*Assignment*:
Output only these lines, set down exactly: the one containing "What's the underlying" and each line after it through the end of the records.

[Dataset rows for apps and sites]
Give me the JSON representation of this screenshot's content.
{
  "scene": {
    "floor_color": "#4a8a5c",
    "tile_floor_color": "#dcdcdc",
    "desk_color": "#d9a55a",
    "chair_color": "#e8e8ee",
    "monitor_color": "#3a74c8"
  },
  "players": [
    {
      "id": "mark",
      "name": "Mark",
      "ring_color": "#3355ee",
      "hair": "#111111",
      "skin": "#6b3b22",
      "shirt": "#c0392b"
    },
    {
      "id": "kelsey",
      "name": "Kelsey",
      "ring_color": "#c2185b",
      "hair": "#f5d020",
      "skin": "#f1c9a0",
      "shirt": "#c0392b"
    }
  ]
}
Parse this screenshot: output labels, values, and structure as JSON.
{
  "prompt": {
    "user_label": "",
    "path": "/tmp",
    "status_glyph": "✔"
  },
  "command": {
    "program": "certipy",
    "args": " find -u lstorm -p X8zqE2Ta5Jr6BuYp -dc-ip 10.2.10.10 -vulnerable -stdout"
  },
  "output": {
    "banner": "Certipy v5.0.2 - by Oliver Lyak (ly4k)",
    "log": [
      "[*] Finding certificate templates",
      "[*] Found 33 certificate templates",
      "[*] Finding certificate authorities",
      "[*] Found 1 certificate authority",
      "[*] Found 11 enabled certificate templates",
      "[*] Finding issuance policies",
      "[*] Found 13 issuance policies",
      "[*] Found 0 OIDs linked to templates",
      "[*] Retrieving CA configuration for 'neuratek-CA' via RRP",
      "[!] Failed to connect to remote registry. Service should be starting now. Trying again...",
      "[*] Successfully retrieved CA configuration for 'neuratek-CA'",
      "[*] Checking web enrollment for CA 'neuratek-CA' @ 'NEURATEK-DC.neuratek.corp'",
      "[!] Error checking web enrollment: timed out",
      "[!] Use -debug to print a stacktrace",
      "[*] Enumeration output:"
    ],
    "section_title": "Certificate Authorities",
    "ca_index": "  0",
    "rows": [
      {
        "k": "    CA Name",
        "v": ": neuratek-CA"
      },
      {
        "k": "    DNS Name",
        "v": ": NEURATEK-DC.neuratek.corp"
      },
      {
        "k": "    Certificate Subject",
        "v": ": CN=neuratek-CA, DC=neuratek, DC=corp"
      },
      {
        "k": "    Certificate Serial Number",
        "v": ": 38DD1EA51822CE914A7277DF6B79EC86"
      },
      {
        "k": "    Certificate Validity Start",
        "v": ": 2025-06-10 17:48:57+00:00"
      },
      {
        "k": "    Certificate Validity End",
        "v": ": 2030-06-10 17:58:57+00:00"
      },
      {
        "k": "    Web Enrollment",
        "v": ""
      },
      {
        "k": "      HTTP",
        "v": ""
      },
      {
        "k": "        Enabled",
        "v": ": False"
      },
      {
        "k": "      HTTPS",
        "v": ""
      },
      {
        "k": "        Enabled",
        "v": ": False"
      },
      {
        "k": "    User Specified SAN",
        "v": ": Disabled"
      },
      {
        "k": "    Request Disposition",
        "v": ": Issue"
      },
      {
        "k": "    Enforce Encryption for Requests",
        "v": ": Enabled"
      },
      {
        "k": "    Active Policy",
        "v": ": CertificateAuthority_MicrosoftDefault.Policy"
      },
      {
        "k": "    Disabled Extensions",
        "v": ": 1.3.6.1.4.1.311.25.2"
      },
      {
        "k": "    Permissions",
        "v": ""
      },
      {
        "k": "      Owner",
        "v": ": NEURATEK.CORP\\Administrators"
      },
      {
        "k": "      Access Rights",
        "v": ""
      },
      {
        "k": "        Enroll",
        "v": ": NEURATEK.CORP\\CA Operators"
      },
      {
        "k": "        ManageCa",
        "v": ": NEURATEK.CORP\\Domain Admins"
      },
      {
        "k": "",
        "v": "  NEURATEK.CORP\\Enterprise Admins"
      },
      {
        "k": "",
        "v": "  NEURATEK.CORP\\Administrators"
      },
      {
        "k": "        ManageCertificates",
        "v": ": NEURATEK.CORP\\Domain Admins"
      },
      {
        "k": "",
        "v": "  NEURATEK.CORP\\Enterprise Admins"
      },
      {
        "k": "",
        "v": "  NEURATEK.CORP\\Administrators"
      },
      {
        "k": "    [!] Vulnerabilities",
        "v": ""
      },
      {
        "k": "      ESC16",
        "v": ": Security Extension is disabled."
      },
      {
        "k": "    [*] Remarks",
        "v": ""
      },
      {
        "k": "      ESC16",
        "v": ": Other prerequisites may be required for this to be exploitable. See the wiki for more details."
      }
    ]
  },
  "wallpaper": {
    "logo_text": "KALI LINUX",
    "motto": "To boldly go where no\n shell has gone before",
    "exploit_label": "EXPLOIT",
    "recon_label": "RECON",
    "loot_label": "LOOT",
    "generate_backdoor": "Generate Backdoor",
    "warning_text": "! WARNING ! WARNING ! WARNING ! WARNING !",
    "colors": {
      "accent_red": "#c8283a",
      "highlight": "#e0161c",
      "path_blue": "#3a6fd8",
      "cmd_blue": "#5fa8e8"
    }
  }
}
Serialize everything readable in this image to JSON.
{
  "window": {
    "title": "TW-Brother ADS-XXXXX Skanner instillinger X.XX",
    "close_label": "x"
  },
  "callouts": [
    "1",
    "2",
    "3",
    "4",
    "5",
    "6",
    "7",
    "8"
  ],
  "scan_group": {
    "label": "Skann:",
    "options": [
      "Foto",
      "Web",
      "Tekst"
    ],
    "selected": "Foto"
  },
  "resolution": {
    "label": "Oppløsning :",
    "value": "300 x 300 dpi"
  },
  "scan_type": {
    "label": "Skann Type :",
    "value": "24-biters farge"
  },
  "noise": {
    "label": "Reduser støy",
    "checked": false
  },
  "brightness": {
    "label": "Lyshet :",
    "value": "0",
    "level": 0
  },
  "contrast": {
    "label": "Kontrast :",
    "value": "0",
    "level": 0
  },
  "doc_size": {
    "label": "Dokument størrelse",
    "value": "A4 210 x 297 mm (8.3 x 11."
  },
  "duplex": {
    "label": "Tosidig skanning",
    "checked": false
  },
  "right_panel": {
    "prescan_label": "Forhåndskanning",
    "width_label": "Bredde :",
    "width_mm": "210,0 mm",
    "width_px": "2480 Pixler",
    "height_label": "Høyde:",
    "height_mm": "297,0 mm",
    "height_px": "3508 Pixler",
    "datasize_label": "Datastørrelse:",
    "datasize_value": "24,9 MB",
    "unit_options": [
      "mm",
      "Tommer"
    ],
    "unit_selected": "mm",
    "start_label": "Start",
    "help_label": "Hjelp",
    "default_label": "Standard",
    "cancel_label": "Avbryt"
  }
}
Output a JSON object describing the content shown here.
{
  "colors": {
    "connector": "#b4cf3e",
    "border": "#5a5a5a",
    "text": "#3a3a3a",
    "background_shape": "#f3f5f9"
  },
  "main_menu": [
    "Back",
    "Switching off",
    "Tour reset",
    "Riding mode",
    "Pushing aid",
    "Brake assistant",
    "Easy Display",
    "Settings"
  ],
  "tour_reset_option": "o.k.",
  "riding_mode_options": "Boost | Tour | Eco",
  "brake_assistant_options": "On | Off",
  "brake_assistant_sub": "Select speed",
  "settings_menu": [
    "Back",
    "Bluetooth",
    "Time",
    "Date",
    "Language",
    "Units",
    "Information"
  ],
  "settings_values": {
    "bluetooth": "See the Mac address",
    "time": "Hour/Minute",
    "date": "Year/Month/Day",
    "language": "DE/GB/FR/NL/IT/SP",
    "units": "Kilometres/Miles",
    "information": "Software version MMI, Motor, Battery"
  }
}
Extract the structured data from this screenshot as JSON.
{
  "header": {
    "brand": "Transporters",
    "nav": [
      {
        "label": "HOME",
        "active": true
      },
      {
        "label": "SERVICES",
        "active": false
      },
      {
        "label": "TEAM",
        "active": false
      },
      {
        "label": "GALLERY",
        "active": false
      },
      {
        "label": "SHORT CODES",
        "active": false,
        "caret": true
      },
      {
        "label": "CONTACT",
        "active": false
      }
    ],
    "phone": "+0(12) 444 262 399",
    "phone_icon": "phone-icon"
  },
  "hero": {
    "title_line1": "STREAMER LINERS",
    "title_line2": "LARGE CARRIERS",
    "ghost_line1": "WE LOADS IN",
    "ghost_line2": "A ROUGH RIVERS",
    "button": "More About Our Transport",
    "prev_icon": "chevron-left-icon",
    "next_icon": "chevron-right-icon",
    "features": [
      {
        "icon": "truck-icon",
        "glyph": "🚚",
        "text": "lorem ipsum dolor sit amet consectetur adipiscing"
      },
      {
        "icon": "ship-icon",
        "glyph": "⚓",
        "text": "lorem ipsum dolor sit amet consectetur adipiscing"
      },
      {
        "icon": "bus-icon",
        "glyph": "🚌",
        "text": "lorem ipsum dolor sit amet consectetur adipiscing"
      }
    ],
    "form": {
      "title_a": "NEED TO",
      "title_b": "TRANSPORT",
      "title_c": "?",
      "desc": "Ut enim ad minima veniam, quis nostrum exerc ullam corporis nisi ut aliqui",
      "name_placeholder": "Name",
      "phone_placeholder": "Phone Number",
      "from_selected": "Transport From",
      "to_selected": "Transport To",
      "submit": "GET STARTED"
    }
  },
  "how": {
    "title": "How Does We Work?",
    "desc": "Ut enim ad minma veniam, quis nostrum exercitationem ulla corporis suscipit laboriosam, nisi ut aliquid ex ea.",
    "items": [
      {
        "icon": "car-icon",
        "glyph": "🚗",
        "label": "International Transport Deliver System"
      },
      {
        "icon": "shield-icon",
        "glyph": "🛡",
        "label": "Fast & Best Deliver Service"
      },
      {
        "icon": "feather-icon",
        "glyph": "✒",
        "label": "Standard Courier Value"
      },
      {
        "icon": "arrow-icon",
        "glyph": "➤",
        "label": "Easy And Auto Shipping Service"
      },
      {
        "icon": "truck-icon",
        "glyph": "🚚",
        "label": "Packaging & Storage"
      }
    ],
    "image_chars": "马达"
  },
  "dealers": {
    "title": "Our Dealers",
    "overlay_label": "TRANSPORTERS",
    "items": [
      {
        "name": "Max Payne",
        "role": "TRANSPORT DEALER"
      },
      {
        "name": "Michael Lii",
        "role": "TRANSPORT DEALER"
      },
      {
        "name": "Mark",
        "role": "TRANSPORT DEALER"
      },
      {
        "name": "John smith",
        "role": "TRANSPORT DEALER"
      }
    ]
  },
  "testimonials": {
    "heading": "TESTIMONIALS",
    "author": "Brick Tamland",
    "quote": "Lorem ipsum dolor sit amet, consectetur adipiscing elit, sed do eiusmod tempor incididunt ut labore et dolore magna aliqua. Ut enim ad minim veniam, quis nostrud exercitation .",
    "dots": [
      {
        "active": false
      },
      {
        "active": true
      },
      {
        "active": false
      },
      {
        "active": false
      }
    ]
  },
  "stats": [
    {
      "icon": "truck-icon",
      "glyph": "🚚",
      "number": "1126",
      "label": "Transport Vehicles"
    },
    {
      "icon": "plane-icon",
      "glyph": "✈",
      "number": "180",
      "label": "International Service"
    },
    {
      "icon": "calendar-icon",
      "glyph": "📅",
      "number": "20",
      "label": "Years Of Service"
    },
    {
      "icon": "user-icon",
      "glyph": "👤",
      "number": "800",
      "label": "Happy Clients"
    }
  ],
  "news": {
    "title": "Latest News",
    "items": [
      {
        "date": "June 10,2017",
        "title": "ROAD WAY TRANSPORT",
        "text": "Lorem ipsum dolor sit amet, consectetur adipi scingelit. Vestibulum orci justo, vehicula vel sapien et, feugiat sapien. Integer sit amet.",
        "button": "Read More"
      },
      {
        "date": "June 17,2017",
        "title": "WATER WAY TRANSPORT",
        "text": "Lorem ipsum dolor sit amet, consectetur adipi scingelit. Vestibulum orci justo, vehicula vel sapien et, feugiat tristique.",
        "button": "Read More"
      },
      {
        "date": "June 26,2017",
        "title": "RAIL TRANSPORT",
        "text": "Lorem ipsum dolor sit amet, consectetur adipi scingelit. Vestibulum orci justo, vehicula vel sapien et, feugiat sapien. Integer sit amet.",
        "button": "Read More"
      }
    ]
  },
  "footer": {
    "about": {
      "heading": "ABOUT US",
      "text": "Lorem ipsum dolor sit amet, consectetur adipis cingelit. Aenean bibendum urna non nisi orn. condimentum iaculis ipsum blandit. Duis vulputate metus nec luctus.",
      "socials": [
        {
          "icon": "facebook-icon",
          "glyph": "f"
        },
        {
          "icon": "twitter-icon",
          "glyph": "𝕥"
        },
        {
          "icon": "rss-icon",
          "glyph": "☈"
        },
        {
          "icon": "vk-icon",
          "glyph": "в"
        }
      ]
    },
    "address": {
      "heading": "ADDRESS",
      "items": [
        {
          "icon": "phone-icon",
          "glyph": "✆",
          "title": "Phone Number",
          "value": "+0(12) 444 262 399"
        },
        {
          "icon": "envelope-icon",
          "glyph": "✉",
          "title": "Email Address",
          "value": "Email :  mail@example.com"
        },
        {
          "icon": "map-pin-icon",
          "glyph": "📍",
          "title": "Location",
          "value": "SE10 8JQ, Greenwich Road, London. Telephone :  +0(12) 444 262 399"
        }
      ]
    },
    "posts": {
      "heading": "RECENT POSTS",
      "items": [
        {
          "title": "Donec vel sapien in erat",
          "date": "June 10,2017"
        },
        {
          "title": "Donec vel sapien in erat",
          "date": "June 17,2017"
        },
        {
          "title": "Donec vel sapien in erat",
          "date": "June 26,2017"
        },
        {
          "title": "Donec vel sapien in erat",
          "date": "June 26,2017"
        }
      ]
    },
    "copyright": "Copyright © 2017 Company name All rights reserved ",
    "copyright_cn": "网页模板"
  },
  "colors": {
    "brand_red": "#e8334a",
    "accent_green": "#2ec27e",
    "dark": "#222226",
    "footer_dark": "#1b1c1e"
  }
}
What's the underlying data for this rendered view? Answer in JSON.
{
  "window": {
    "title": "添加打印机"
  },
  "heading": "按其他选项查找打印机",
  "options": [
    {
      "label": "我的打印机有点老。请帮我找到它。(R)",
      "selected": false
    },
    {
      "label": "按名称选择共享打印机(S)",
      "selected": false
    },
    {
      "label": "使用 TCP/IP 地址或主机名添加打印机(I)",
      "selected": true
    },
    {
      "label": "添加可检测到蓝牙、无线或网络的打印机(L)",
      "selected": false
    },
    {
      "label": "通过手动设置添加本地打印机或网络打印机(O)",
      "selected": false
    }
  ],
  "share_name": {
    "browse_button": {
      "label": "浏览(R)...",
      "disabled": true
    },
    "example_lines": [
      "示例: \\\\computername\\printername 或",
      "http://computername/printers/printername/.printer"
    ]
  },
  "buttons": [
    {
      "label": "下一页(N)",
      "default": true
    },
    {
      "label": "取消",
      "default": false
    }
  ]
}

*Expected answer*:
What's the underlying data for this rendered view? Answer in JSON.
{
  "window": {
    "title": "添加打印机"
  },
  "heading": "按其他选项查找打印机",
  "options": [
    {
      "label": "我的打印机有点老。请帮我找到它。(R)",
      "selected": false
    },
    {
      "label": "按名称选择共享打印机(S)",
      "selected": false
    },
    {
      "label": "使用 TCP/IP 地址或主机名添加打印机(I)",
      "selected": true
    },
    {
      "label": "添加可检测到蓝牙、无线或网络的打印机(L)",
      "selected": false
    },
    {
      "label": "通过手动设置添加本地打印机或网络打印机(O)",
      "selected": false
    }
  ],
  "share_name": {
    "browse_button": {
      "label": "浏览(R)...",
      "disabled": true
    },
    "example_lines": [
      "示例: \\\\computername\\printername 或",
      "http://computername/printers/printername/.printer"
    ]
  },
  "buttons": [
    {
      "label": "下一页(N)",
      "default": true
    },
    {
      "label": "取消",
      "default": false
    }
  ]
}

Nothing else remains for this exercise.